DATASET EXTRACT -
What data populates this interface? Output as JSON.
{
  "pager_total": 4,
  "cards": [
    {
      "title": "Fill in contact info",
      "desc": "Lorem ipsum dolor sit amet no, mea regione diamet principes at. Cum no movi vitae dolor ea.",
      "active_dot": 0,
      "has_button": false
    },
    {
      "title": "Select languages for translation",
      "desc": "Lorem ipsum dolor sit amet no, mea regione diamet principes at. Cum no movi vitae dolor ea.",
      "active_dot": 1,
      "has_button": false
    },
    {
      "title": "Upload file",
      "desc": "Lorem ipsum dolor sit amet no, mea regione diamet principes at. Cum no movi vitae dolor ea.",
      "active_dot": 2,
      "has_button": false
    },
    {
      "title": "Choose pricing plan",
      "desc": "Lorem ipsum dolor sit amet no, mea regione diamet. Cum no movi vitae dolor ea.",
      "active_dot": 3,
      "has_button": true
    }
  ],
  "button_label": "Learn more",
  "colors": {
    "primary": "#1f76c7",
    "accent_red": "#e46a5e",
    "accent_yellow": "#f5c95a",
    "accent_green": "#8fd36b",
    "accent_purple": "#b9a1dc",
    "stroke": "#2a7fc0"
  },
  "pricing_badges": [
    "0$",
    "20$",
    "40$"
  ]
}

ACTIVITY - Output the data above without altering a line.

TASK RESPONSE -
What data populates this interface? Output as JSON.
{
  "pager_total": 4,
  "cards": [
    {
      "title": "Fill in contact info",
      "desc": "Lorem ipsum dolor sit amet no, mea regione diamet principes at. Cum no movi vitae dolor ea.",
      "active_dot": 0,
      "has_button": false
    },
    {
      "title": "Select languages for translation",
      "desc": "Lorem ipsum dolor sit amet no, mea regione diamet principes at. Cum no movi vitae dolor ea.",
      "active_dot": 1,
      "has_button": false
    },
    {
      "title": "Upload file",
      "desc": "Lorem ipsum dolor sit amet no, mea regione diamet principes at. Cum no movi vitae dolor ea.",
      "active_dot": 2,
      "has_button": false
    },
    {
      "title": "Choose pricing plan",
      "desc": "Lorem ipsum dolor sit amet no, mea regione diamet. Cum no movi vitae dolor ea.",
      "active_dot": 3,
      "has_button": true
    }
  ],
  "button_label": "Learn more",
  "colors": {
    "primary": "#1f76c7",
    "accent_red": "#e46a5e",
    "accent_yellow": "#f5c95a",
    "accent_green": "#8fd36b",
    "accent_purple": "#b9a1dc",
    "stroke": "#2a7fc0"
  },
  "pricing_badges": [
    "0$",
    "20$",
    "40$"
  ]
}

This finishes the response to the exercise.